When South Africa did the mini-choke against England, they returned. Smith was a different man that day. He arrived sombre and almost docile. He still got riled up when he was asked questions he didn't like, but his answers were less biting and more thoughtful. Something seemed to have clicked, and Smith and the team were gentler, and seemed less affected by tense situations during the games against India, Ireland and Bangladesh. They didn't even go into their quarter-final clash with New Zealand as smug as they may have, considering they topped their group and drew relatively modest opposition for the first knockout match.
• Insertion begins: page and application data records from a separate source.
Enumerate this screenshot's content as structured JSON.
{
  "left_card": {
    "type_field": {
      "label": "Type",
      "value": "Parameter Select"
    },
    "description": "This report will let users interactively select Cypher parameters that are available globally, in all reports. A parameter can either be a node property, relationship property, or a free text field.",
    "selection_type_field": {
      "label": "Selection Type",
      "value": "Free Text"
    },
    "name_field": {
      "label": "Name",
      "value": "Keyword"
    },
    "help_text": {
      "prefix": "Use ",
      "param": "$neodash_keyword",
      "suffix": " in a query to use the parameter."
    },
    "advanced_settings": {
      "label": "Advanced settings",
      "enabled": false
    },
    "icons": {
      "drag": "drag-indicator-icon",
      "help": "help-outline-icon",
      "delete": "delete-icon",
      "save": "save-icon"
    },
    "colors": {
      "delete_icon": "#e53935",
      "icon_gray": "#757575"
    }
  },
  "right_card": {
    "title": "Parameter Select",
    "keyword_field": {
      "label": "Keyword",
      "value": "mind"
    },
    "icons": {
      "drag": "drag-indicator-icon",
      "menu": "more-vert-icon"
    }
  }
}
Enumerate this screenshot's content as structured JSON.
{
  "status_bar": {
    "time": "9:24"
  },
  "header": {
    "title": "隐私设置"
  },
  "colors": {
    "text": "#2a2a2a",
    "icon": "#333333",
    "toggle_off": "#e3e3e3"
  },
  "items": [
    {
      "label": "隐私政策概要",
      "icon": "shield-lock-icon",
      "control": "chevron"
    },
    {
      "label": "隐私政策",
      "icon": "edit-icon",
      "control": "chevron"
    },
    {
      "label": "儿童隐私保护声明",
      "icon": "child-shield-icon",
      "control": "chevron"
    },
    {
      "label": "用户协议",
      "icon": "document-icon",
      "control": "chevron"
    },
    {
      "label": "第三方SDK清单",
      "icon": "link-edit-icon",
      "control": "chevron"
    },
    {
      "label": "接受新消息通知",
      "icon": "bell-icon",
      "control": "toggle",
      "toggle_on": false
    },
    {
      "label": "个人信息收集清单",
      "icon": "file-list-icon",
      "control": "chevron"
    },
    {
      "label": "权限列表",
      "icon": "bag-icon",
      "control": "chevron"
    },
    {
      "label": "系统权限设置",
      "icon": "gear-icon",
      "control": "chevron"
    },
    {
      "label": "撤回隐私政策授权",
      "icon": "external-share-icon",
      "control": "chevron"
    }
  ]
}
Some said the choke was over and done with against England. Others, who steered clear of the word, said the England match had taught South Africa how to deal with that sort of pressure, and that if they encountered it again, they would know what to do. In truth, they did not encounter it again until this match. India challenged them, but they were always in control. Ireland had them against the ropes but South Africa were always just a few jabs away from a dominant position. New Zealand presented a different challenge.
They got their breakthroughs out of nowhere, surprising South Africa by dismissing Kallis and then de Villiers. The run-out that ended de Villiers' innings is probably what changed the game, because the body language of the New Zealand fielders changed after it. They strutted around as though they had purpose, while South Africa's batsmen were walking with their shoulders drooped and their heads bowed.
Some of the New Zealand players even had an altercation with du Plessis, perhaps trying to mess with his psyche by telling him he had run out his senior partner. They wanted to dig deeper into the batting line-up. Daniel Vettori, New Zealand's captain, said after the game: "There was a sense of belief that if we could get in to the South African middle order we would have a chance."
The England match had shown the middle order up as soft, and just as it had started hardening, New Zealand melted it. The pressure New Zealand applied was different to what any other team had, because New Zealand knew they could only win by taking 10 wickets, and so had to snuff out the middle order. New Zealand didn't back off, as India had in Nagpur; their fielding was sharp, the bowling was strangling and it was apparent they were going to hold on to their advantage with all it took. That's the kind of pressure South Africa caved under.
What will be important is that they accept the reality of it, that they see it for what it was - a faltering when things became too difficult - and not sugarcoat it as anything else. If South Africa are able to confront the mental aspect of the game head on, and not hide behind gimmicks, there's every chance the wounds can heal fast. The danger will arise if they don't, and if they allow the chokers' tag to be hung around their necks, while silently trying to shrug it off and publicly pretending it's not there. Then, it will become a noose again.

Firdose Moonda is ESPNcricinfo's South Africa correspondent